This weeks post was very difficult for me, I read thru the majority of the posts and couldn’t find anything that I could comment on or even remotely relate to, that’s why I have been putting it off till the last minute (which isn’t very considerate and I hope to post earlier next week). So finally coming to choosing a post, I chose one by Seth Godin’s called: Bad judgement. I could relate to it and I think everyone can too, or at least you can relate to the paragraph below.

 All day, you run into people with bad judgment. That critic who didn’t like your last movie, or the prospect who refuses to buy your product even though it’s better. Or the angry customer who is bitter, vindictive, loud and out to cost you your job… even though they must know it’s not your fault. Or perhaps it’s the employee who refuses to exert a little extra energy even though it would help all of you.   

Seth Godin goes on to say that if you were to stop and take a second and reflect, you may too be acting the same way they are if you had the same beliefs. Here is where I disagree, Godin thinks that if we were to believe what another person believes, we might potentially be looking at things differently, but I thinks its more than that.  I think it would be more beneficial to experience what that person has experienced to be able to understand why they do what they do, whatever that may be. It comes back to that well know saying of walk a mile in someone else’s shoes to know how they feel, before you jump to conclusions.

 

Jen

How much for Digital?

January 26, 2008

Another week has gone by and there is still little news, I guess its’s back to Seth’s blogspace and the talk about digital downloads. Currently there are a few businesses that provide movie downloads. Apple has just recently joined this venture along with  Netflix, Amazon’s Unbox and CinemaNow Inc. and Time Warner will also offer this service through HBO.

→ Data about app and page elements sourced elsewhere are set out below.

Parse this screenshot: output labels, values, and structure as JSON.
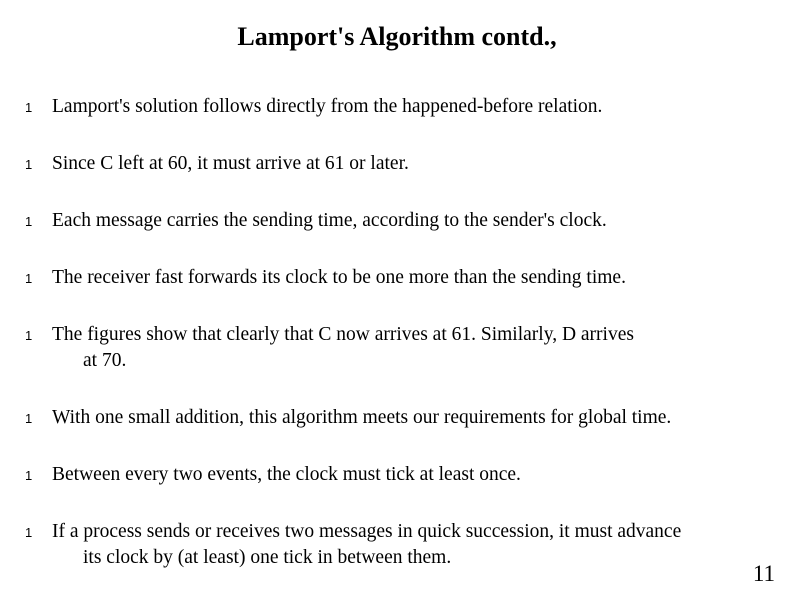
{
  "slide": {
    "title": "Lamport's Algorithm contd.,",
    "bullet_marker": "1",
    "page_number": "11",
    "bullets": [
      {
        "line1": "Lamport's solution follows directly from the happened-before relation.",
        "line2": ""
      },
      {
        "line1": "Since C left at 60, it must arrive at 61 or later.",
        "line2": ""
      },
      {
        "line1": "Each message carries the sending time, according to the sender's clock.",
        "line2": ""
      },
      {
        "line1": "The receiver fast forwards its clock to be one more than the sending time.",
        "line2": ""
      },
      {
        "line1": "The figures show that clearly that C now arrives at 61.  Similarly, D arrives",
        "line2": "at 70."
      },
      {
        "line1": "With one small addition, this algorithm meets our requirements for global time.",
        "line2": ""
      },
      {
        "line1": "Between every two events, the clock must tick at least once.",
        "line2": ""
      },
      {
        "line1": "If a process sends or receives two messages in quick succession, it must advance",
        "line2": "its clock by (at least) one tick in between them."
      }
    ]
  },
  "colors": {
    "background": "#ffffff",
    "text": "#000000"
  }
}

Although this type of service is growing rapidly ,there are some questions about the the time it requires to download the movies and how long you can view the movie. Right now it requires about one gigabyte of storage space and a fast internet connection, preferably a cable connection over DSL. Prices vary with each company but for the most part it costs about $3-$5 per movie. This price seems a little high considering they don’t have to pay for labour costs, advertising and the other costs associated with a retail store. I agree with Seth that offering them for free would not be the way to go for the industry, however offering them for a minimal charge would definately curb the desire for pirating. This was mentioned in Wattsy’s post earlier this week and I think he hit the preverbial nail on the head. Hollywood still has to make money from the movie industry. Therein lies the question is it better to charge less in hopes of attracting more customers or to charge more in hopes of making more profit? Quantity vs. Quality?